Here's what Ashdown say about the Studio One Compressor
As a hardworking bass player – and at the detriment of your reputation – the demand for a perfect recording session is paramount.
By nature, studio compressors are widely used for levelling the audio signal, limiting to prevent unwanted distortion and for dynamic range preservation. Generally, a good studio compressor, if used correctly, should really only be noticeable to the player and imperceptible to those listening to the performance.
Designed with the studio bass player in mind, the Ashdown Studio Compressor tames the dynamic range of your signal so that there is less inconsistency between the loudest notes and the quietest notes and also providing a way for you to control the manner in which it does this.
The Studio Compressor has controls for “Threshold”, which sets the level at which the unit starts to limit the signal, “Ratio” which sets the amount of compression and an overall “Gain” control which allows the signal level to adjusted.
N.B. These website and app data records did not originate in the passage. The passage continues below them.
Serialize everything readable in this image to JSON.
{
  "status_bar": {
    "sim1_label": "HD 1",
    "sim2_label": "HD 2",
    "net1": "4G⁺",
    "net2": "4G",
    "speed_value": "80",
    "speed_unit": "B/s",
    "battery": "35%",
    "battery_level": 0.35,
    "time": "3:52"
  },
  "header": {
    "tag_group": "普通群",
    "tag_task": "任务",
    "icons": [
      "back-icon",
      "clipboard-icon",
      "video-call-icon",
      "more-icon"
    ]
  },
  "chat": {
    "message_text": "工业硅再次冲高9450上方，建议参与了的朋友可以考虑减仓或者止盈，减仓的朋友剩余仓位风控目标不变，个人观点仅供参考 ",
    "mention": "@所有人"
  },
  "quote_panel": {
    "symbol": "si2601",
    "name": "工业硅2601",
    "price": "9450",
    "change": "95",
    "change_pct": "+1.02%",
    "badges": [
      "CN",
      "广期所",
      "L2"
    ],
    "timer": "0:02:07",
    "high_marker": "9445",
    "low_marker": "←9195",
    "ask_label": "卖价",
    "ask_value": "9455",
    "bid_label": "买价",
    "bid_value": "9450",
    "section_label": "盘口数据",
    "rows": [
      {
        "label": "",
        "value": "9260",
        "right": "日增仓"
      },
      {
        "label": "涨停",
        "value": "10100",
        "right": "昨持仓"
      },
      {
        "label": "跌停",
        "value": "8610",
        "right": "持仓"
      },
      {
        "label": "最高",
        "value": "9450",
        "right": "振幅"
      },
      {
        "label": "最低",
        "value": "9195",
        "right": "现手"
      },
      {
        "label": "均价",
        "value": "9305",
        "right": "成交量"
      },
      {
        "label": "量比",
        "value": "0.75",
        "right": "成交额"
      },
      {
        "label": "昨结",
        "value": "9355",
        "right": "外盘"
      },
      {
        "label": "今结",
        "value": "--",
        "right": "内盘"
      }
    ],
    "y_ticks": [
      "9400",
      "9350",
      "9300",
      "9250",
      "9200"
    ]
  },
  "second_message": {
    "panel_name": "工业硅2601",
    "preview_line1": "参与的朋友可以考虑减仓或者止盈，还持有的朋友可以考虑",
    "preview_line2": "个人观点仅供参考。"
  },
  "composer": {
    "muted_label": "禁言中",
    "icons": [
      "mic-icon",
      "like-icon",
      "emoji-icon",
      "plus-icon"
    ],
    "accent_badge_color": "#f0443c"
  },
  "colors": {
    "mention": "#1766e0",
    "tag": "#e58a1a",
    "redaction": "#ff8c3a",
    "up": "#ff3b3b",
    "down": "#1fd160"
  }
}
A low threshold ratio vs a high threshold ratio means how much (or little) the signal will get compressed. Typically, a low threshold compression comes in earlier, capturing the signal and wrapping it sooner before putting it to the amplifier. High threshold compression comes in later - enabling more of the signal from the path to be put out to your amplifier before being compressed.